- Baron Frederick Albert von Ausperg; the head of House Von Ausperg, an Austrian noble family specialising in auctioning rare and precious items.
- Lady Andrea von Ausperg; the wife of Baron Frederick Albert von Ausperg, and well-known, former Austro-Hungarian courtier.
- Herr Karl Proust; Baron von Ausperg’s majordomo and personal assistant.
- Her Andrej Notranjska; Baron von Ausperg’s guard.
- Mr. Blair Monroe; well known bibliophile and collector. He owns and runs Monroe Publishing, a large publishing house out of New York City.
- Mr. Xavier Tillinghouse; the owner of the prestigious Miskatonic Hotel in Arkham. He he’s rich and shrewd with a good eye for people. He’s very well connected in Arkham.
- Ms. Sophie Maurelle; A French national who, before her death at the hands of crazed lunatic Mr. Klaus Hunderprest, worked as the curator for the Miskatonic University museum.
- Officer Samuel Harris; An officer for the Arkham police department, widely understood to have gotten the job because he’s the son of Lt. Harris.
- Lady Margaret Jameson; an English occultist and socialite. The daughter of an English steel magnate.
- Count Nicolai Tychevski; a former courtier of the last Czar before the recent revolution. Currently lives in Greece where he operates a successful import and export business.
- Mr. George Walker; a representative and assistant curator for the Smithsonian Institute.
- Sir Martin Murray; A retired officer in the British Royal Army. Formerly stationed in India and staunch friends with Sir Neville Goodenough.
- Mr. Klaus Hunderprest; An Swiss-born, Austrian national and long time resident of Arkham. Currently deceased by the hands of the investigators after he masterminded the theft of the brass head and the Liber Tenebrae in the hope of learning the secret of bringing people back from the dead.

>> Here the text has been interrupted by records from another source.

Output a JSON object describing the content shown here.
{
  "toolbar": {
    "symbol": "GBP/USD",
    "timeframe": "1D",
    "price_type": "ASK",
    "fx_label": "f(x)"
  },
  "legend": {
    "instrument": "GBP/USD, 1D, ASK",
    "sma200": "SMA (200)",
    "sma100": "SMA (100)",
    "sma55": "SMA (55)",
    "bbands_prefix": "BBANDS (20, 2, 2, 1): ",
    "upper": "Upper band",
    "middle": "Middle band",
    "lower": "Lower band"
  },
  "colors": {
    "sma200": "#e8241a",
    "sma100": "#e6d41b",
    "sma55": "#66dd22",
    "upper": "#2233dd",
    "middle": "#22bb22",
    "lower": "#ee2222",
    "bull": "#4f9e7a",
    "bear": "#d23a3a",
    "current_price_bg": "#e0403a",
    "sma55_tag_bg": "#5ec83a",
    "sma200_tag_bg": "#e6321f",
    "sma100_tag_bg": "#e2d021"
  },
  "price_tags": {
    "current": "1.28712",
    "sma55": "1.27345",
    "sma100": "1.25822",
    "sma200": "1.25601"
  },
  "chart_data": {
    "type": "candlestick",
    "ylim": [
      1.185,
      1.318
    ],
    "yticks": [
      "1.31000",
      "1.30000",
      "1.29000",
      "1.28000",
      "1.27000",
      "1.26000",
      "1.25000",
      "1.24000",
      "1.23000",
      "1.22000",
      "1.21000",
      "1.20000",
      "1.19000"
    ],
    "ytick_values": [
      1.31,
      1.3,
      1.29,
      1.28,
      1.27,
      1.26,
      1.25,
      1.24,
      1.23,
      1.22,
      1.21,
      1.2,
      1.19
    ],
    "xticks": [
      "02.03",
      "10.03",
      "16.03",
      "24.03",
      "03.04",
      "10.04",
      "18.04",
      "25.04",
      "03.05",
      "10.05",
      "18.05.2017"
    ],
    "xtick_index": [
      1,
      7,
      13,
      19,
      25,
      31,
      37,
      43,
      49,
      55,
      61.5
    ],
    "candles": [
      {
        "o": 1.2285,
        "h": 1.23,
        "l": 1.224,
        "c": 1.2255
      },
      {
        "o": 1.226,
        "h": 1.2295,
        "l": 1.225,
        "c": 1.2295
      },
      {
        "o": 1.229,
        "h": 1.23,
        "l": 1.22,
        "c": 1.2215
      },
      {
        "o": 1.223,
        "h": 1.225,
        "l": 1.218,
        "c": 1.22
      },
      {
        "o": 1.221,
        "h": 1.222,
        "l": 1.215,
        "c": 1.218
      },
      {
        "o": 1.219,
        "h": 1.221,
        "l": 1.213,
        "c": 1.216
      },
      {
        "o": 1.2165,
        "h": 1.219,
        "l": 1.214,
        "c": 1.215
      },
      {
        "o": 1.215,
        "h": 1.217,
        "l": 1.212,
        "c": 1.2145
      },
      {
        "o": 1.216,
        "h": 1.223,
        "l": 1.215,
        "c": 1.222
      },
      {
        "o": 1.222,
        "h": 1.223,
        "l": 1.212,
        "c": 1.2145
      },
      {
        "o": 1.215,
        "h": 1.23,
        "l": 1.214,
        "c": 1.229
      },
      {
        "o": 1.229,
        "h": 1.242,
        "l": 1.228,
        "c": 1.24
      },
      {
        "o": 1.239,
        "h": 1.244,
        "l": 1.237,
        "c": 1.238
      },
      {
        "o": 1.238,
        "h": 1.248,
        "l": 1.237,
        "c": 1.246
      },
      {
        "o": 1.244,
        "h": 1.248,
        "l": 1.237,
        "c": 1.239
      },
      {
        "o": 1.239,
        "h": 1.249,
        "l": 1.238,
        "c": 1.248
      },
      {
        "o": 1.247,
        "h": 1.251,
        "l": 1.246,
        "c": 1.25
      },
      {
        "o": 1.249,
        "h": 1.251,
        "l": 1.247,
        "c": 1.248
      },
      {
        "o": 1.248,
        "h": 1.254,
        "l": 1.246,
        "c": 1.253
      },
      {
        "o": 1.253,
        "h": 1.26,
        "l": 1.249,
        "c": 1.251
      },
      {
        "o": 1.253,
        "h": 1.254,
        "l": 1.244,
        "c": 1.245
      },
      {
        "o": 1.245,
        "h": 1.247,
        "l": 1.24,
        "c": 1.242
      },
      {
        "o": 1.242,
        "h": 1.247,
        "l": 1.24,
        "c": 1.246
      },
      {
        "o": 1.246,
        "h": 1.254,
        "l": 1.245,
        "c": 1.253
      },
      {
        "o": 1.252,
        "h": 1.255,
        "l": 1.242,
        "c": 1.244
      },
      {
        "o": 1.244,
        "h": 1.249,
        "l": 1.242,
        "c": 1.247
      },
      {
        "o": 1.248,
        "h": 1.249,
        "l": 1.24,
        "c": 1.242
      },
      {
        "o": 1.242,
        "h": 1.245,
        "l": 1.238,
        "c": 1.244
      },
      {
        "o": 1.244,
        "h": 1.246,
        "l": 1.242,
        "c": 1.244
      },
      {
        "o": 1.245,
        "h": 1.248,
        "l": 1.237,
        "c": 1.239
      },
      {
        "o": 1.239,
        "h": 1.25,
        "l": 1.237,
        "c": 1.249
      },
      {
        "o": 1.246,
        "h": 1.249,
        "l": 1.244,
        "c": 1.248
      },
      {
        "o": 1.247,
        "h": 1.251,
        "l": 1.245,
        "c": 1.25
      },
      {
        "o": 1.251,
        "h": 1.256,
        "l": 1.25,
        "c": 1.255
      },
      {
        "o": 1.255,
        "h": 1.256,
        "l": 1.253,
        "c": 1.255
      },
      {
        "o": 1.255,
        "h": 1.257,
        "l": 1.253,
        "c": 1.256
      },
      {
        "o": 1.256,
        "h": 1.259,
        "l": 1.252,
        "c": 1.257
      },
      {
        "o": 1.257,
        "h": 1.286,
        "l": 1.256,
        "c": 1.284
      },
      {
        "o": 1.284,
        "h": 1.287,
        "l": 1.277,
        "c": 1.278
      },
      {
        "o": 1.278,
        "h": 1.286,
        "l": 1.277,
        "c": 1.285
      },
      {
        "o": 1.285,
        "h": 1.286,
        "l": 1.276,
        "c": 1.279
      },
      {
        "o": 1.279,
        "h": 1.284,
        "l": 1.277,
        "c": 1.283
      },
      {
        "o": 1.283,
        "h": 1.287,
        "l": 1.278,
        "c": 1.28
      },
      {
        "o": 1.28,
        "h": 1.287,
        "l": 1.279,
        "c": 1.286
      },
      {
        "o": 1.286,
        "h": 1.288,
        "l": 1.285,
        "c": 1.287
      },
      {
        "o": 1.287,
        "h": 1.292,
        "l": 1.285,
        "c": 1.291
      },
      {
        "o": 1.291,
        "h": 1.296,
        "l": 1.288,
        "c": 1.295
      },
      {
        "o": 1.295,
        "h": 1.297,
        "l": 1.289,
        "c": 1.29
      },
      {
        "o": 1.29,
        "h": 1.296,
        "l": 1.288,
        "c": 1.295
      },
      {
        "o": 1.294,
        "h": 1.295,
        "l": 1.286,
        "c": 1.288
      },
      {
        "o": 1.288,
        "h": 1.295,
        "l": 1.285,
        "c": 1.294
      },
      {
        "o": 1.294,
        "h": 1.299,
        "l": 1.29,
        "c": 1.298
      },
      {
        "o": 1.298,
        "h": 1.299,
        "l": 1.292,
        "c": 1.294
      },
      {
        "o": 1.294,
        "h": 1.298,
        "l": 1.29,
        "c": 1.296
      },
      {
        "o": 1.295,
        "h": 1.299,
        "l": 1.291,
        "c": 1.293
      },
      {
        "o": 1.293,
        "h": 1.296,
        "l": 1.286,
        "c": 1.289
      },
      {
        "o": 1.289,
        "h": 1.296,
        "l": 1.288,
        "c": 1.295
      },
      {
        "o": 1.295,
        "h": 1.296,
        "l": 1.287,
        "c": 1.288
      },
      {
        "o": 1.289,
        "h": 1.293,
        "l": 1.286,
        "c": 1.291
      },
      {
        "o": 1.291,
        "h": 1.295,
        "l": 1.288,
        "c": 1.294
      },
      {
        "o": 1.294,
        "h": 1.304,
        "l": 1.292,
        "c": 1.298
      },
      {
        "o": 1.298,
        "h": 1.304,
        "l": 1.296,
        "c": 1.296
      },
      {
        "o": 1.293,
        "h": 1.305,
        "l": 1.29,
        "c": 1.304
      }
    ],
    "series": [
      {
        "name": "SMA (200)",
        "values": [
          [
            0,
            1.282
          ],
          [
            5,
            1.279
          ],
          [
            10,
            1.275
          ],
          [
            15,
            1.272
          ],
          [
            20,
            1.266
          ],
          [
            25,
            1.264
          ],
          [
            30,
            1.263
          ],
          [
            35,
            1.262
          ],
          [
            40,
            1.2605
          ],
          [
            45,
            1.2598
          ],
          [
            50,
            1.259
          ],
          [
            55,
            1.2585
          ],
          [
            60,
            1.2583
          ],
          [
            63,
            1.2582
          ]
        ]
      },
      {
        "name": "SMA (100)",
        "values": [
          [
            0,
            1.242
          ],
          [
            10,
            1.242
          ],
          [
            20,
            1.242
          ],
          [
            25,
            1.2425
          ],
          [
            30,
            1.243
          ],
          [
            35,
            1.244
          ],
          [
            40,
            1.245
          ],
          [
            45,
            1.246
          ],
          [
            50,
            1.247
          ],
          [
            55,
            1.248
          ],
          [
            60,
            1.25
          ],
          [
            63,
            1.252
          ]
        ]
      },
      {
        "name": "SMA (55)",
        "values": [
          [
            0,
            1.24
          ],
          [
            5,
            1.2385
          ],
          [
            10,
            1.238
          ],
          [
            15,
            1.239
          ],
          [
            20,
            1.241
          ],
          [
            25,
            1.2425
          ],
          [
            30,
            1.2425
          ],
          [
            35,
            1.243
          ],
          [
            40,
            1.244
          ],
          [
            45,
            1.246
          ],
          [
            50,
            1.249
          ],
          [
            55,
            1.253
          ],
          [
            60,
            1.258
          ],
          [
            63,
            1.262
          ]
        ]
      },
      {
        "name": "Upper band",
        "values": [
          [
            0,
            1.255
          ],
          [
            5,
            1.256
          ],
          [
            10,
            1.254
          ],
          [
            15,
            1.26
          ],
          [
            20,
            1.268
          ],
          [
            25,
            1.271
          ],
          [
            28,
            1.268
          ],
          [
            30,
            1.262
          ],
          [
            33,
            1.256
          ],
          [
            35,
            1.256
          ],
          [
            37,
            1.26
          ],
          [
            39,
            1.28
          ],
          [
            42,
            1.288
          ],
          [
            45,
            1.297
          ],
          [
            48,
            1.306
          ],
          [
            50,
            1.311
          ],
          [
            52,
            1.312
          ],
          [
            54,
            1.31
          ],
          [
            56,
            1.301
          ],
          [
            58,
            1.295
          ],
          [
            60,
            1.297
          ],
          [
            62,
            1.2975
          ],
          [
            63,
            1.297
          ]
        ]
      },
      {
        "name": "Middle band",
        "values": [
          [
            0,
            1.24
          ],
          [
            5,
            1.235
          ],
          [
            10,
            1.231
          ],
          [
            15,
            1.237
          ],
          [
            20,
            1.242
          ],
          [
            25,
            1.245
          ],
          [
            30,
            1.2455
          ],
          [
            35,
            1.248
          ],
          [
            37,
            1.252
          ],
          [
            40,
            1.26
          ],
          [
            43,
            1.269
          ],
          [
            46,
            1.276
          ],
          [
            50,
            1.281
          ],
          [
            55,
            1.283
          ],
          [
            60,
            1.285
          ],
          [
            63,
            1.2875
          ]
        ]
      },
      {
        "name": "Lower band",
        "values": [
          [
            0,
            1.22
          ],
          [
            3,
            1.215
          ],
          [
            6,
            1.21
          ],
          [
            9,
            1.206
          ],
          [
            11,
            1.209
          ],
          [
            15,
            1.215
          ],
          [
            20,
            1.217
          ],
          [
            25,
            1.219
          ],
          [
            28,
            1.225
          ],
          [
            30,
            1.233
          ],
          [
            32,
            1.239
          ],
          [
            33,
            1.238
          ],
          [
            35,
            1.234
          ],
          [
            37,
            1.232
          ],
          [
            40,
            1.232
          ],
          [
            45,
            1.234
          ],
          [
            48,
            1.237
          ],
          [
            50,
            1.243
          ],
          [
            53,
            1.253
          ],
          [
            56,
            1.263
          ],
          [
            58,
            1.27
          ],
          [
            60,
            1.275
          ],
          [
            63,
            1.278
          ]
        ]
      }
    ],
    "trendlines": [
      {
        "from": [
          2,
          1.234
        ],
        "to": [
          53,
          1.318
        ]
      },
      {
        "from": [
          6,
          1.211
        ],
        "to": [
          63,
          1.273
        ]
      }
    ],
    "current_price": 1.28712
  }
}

- Monsieur Michel de Borsavin; a French national and famous psychic specialising in communicating with the dead.
- Mr. Darnel Kolson; A young Swedish man interested in dog racing and the occult. He recently inherited a vast family fortune.
- Mr. Lyzak Cerga; A secretive Hungarian man who is on retainer to an old and important Hungarian family.
- Lt. Col. Sir Neville “Never” Goodenough; a retired officer of the British Royal Engineers. Excentric and boisterous, especially in combination with his good friend Sir Martin, he is known to be loud, drunk and a womaniser. He’s fought in the Anglo-Zulu Wars where he was injured by a spear.
- Mr. Paul Lansing, PI; A dependable Arkham-based private detective, shown to be a great and fearless resource in the investigations.
- Mr. Simon Dennings; a weasely reporter for the Arkham Advertiser and possibly a great source of gossip and information.
- Officer William Flynn; One of the police officers on duty to protect the items to be auctioned only to be murdered in the theft of the brass head.
- Dr. Aram van Doren; the history faculty head of the Miskatonic University.
- Dr. Henry Armitage; the directory of the Miskatonic University library. He seems to know quite a lot of the esoteric and occult and has access to the forbidden collection of books at the library.
- Dr. Carolina “Carly” Nannetti; a resident doctor at St. Mary’s hospital. She’s been party of several investigations together with Sir Kevin.
- Mrs Martha Mae Mason-Donner; the wife of Mr. John Horace Mason. She’s dealing with some lingering health issues.
- Malia Cazanoux; the in-house nanny for Mr. and Mrs. Mason, looking after the house and taking care of their newly adopted daughter.